- When making mashed potatoes avoid a ton of whole milk and butter
and substitute with chicken broth, garlic, garlic powder and rice milk
- Make your own graham cracker crust for desserts to lower calories
- Look for other healthy recipes online, some website I use are http://skinnyms.com/ and http://healthylivinghowto.com/ here are two I found from the Mayo Clinic
Holiday Nog — Four bananas, 1-1/2 cups skim milk or soymilk, 1-1/2 cups
plain nonfat yogurt, 1/4 teaspoon rum extract, and ground nutmeg. Blend
all ingredients except nutmeg. Puree until smooth. Top with nutmeg.
— Make a crust less pumpkin pie. Substitute two egg whites for each
whole egg in baked recipes. Replace heavy cream with evaporated skim
milk in cheesecakes and cream pies. Top cakes with fresh fruit, fruit
sauce, or a sprinkle of powdered sugar instead of fattening frosting.
I hope you were able to find a few pointers to help in your holiday
success, if you have other good ones let us know or leave a comment
Nutrient timing and the mentality in approaching a race are huge factors that determine the success of a runner. Here is a free replay of a webinar by professional endurance coach Scott Welle.
Dancers should eat a healthy diet in order to perform their best.
I’m often asked nutrition questions by teenage dancers or parents. Since I am not a registered dietician, providing a meal plan would not be appropriate. However, the International Association of Dance Medicine and Science (IADMS) has published several position papers with guidelines to answer these questions.
Question: How much should a dancer eat?

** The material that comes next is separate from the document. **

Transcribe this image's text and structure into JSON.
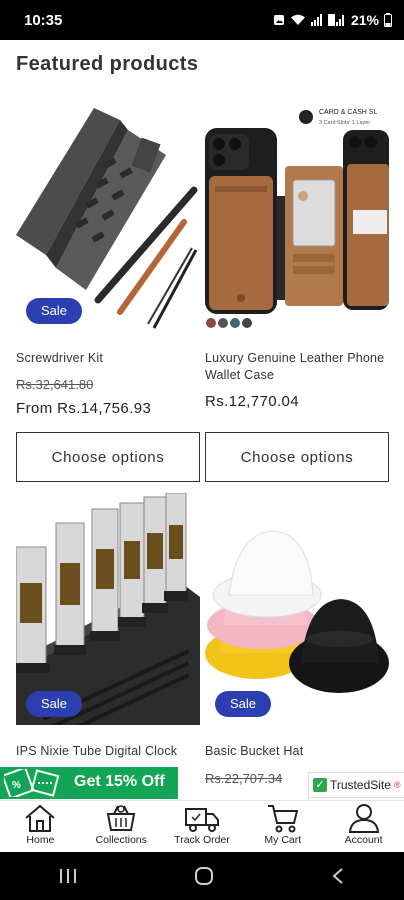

Answer: 45-50 calories/kg body weight for females and 50-55 calories/kg body weight for males on days of intense training.
Question: How many carbohydrates should a dancer eat?
Answer: 6-10 grams/kg body weight
Question: Is a low fat diet safe for dancers?
Answer: IADMS recommends a diet of 55-65% carbohydrate, 12-15% protein, and 20-30% fat. If these macronutrients are not in balance, the dancer may have difficulty maintaining enough energy to meet the demands of performing and recovering from their activity. Therefore having a diet low in any macronutrient is not recommended.
The answers provided in this post are quoted/paraphrased from “Fueling the Dancer,” a position paper created for the International Association of Dance Medicine and Science.